Holiday drunk driving turns celebration into tragedy

From SAFE COMMUNITIES OF WOOD COUNTY This year, as we celebrate our country’s birthday, thousands of families take to their cars, driving to neighborhood cookouts, family picnics, and other summer festivities. Sadly, some of those families’ Independence Day will end in tragedy, as too many irresponsible people decide to drink and drive. Unfortunately, their bad choices have lasting effects on families. For as many good memories as the Fourth of July holiday can provide, it can also create devastating nightmares for families who lose a loved one due to drunk driving.

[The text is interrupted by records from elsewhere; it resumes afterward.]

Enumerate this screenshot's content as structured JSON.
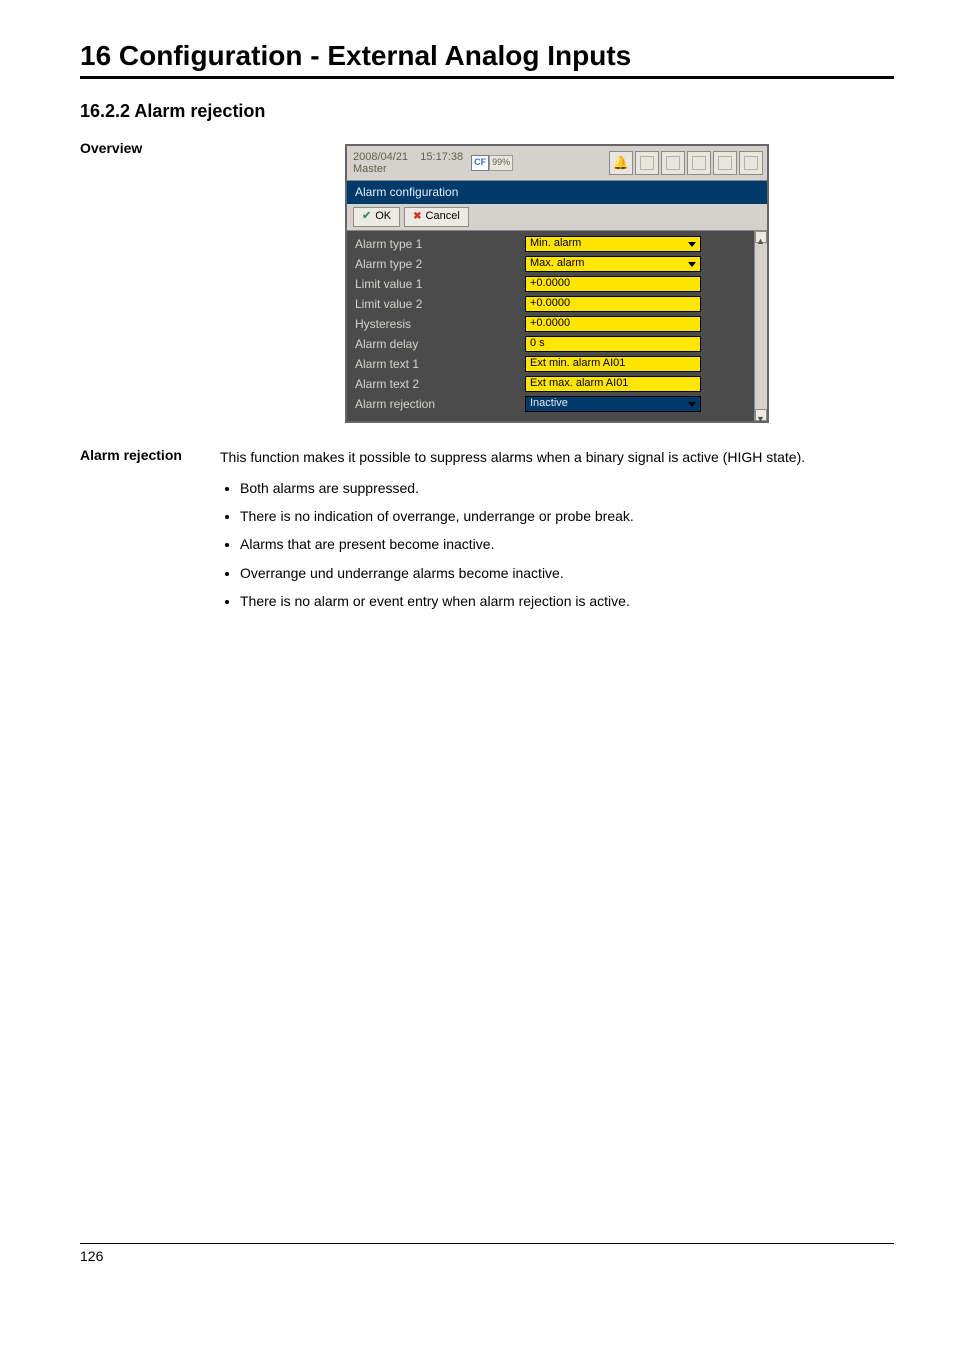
{
  "chapter_title": "16 Configuration - External Analog Inputs",
  "section_number": "16.2.2  Alarm rejection",
  "overview_label": "Overview",
  "alarm_rejection_label": "Alarm rejection",
  "paragraph": "This function makes it possible to suppress alarms when a binary signal is active (HIGH state).",
  "bullets": [
    "Both alarms are suppressed.",
    "There is no indication of overrange, underrange or probe break.",
    "Alarms that are present become inactive.",
    "Overrange und underrange alarms become inactive.",
    "There is no alarm or event entry when alarm rejection is active."
  ],
  "screenshot": {
    "date": "2008/04/21",
    "time": "15:17:38",
    "master": "Master",
    "cf": "CF",
    "pct": "99%",
    "title": "Alarm configuration",
    "ok": "OK",
    "cancel": "Cancel",
    "rows": [
      {
        "label": "Alarm type 1",
        "value": "Min. alarm",
        "kind": "dd",
        "style": "y"
      },
      {
        "label": "Alarm type 2",
        "value": "Max. alarm",
        "kind": "dd",
        "style": "y"
      },
      {
        "label": "Limit value 1",
        "value": "+0.0000",
        "kind": "txt",
        "style": "y"
      },
      {
        "label": "Limit value 2",
        "value": "+0.0000",
        "kind": "txt",
        "style": "y"
      },
      {
        "label": "Hysteresis",
        "value": "+0.0000",
        "kind": "txt",
        "style": "y"
      },
      {
        "label": "Alarm delay",
        "value": "0 s",
        "kind": "txt",
        "style": "y"
      },
      {
        "label": "Alarm text 1",
        "value": "Ext min. alarm AI01",
        "kind": "txt",
        "style": "y"
      },
      {
        "label": "Alarm text 2",
        "value": "Ext max. alarm AI01",
        "kind": "txt",
        "style": "y"
      },
      {
        "label": "Alarm rejection",
        "value": "Inactive",
        "kind": "dd",
        "style": "b"
      }
    ]
  },
  "page_number": "126"
}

During the 2015 Fourth of July holiday period (6 p.m. July 2 to 5:59 a.m. July 6), 92 people were killed in motor vehicle crashes involving a driver or motorcycle operator with a blood alcohol concentration (BAC) of .15 or higher, and 146 people died in crashes involving at least one driver or motorcycle operator with a BAC of .08. In fact, from 2011-2015, 39 percent of all traffic fatalities over the Fourth of July period occurred in alcohol-impaired-driving crashes. Join us for a family friendly event on July 3, at the Perry Field House Parking Lot beginning at 8 p.m. Enjoy games, prizes, and the chance to interact with Bowling Green Fire and EMS plus officers from the Bowling Green State University Police Department. Activities continue until the fireworks begin at 10 p.m. Have a safe and enjoyable 4th of July. Please designate a driver and make it home safe.


April is Distracted Driving Awareness Month

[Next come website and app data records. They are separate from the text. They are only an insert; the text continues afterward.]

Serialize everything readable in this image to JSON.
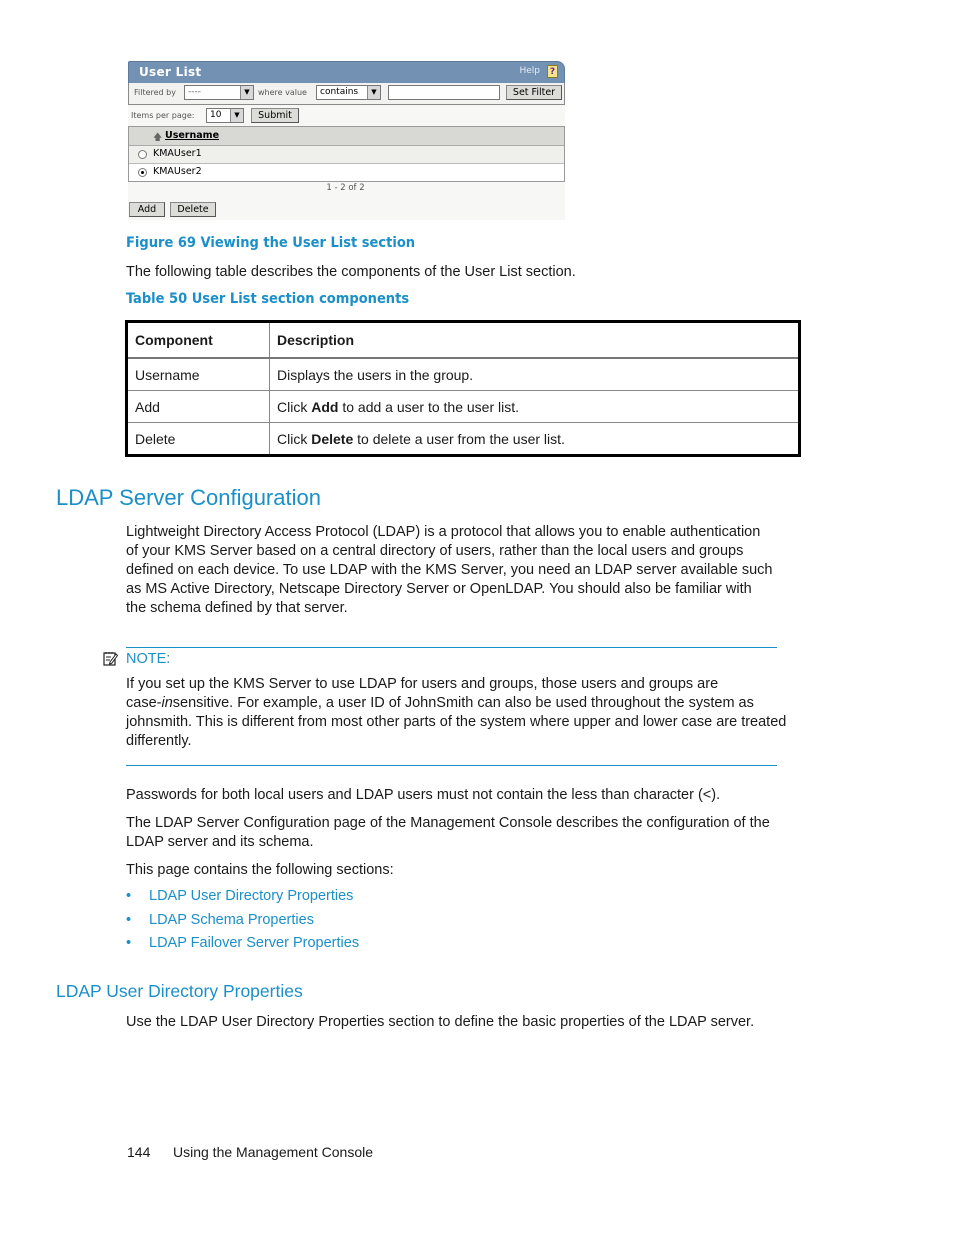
{
  "screenshot": {
    "title": "User List",
    "help_label": "Help",
    "help_icon": "?",
    "filter": {
      "filtered_by_label": "Filtered by",
      "filtered_by_value": "----",
      "where_value_label": "where value",
      "operator_value": "contains",
      "value_input": "",
      "set_filter_label": "Set Filter"
    },
    "items_per_page_label": "Items per page:",
    "items_per_page_value": "10",
    "submit_label": "Submit",
    "column_header": "Username",
    "sort_icon": "sort-ascending-icon",
    "rows": [
      {
        "username": "KMAUser1",
        "selected": false
      },
      {
        "username": "KMAUser2",
        "selected": true
      }
    ],
    "pager": "1 - 2 of 2",
    "add_label": "Add",
    "delete_label": "Delete"
  },
  "figure_caption": "Figure 69 Viewing the User List section",
  "intro_text": "The following table describes the components of the User List section.",
  "table_caption": "Table 50 User List section components",
  "table": {
    "headers": [
      "Component",
      "Description"
    ],
    "rows": [
      {
        "component": "Username",
        "description_pre": "Displays the users in the group.",
        "description_bold": "",
        "description_post": ""
      },
      {
        "component": "Add",
        "description_pre": "Click ",
        "description_bold": "Add",
        "description_post": " to add a user to the user list."
      },
      {
        "component": "Delete",
        "description_pre": "Click ",
        "description_bold": "Delete",
        "description_post": " to delete a user from the user list."
      }
    ]
  },
  "section": {
    "title": "LDAP Server Configuration",
    "paragraph_lines": [
      "Lightweight Directory Access Protocol (LDAP) is a protocol that allows you to enable authentication",
      "of your KMS Server based on a central directory of users, rather than the local users and groups",
      "defined on each device. To use LDAP with the KMS Server, you need an LDAP server available such",
      "as MS Active Directory, Netscape Directory Server or OpenLDAP. You should also be familiar with",
      "the schema defined by that server."
    ],
    "note": {
      "icon": "note-icon",
      "label": "NOTE:",
      "line1": "If you set up the KMS Server to use LDAP for users and groups, those users and groups are",
      "line2_pre": "case-",
      "line2_italic": "in",
      "line2_post": "sensitive. For example, a user ID of JohnSmith can also be used throughout the system as",
      "line3": "johnsmith. This is different from most other parts of the system where upper and lower case are treated",
      "line4": "differently."
    },
    "passwords_text": "Passwords for both local users and LDAP users must not contain the less than character (<).",
    "config_lines": [
      "The LDAP Server Configuration page of the Management Console describes the configuration of the",
      "LDAP server and its schema."
    ],
    "sections_intro": "This page contains the following sections:",
    "links": [
      "LDAP User Directory Properties",
      "LDAP Schema Properties",
      "LDAP Failover Server Properties"
    ]
  },
  "subsection": {
    "title": "LDAP User Directory Properties",
    "text": "Use the LDAP User Directory Properties section to define the basic properties of the LDAP server."
  },
  "footer": {
    "page_number": "144",
    "chapter": "Using the Management Console"
  }
}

April is Distracted Driving Awareness Month, but what do we really know and believe about distracted driving?  We tell ourselves multiple lies every day when we drive:  I can multi-task without a problem; I have a Bluetooth so it’s no problem to talk and drive; talking on a cellphone is just like talking to a passenger in the car; I only use my phone at stop lights or stop signs; and a great deceiver – I use talk to text I’m all good!!   We are great at fooling ourselves to perceive that driving conditions are safer than they really are.  You just read the text – you don’t respond!  It’s just a quick call!  People who want to continue to use technology to stay connected while they drive are going to look for any evidence that it is okay to do so.  But it is not.   Your brain can keep track of only about four objects at any one time.  How many more things do we actually track while driving?  What thing gets deleted from our visual field and memory retention? It only takes once to miss a pedestrian, to not see the vehicle ahead of you slowing for a turn, or the red light at a busy intersection.  You need your brain drive, and when we overload the brain with two very difficult tasks, driving and trying to communicate, driving loses.     We need to stop fooling ourselves.  Thousands of people are dying for the sake of calls and texts probably none of which are worth a human life.     It only takes once.  Please do not drive distracted.   Lt. Angel Burgos, Ohio State Highway Patrol Sandy Wiechman, Safe Communities of Wood County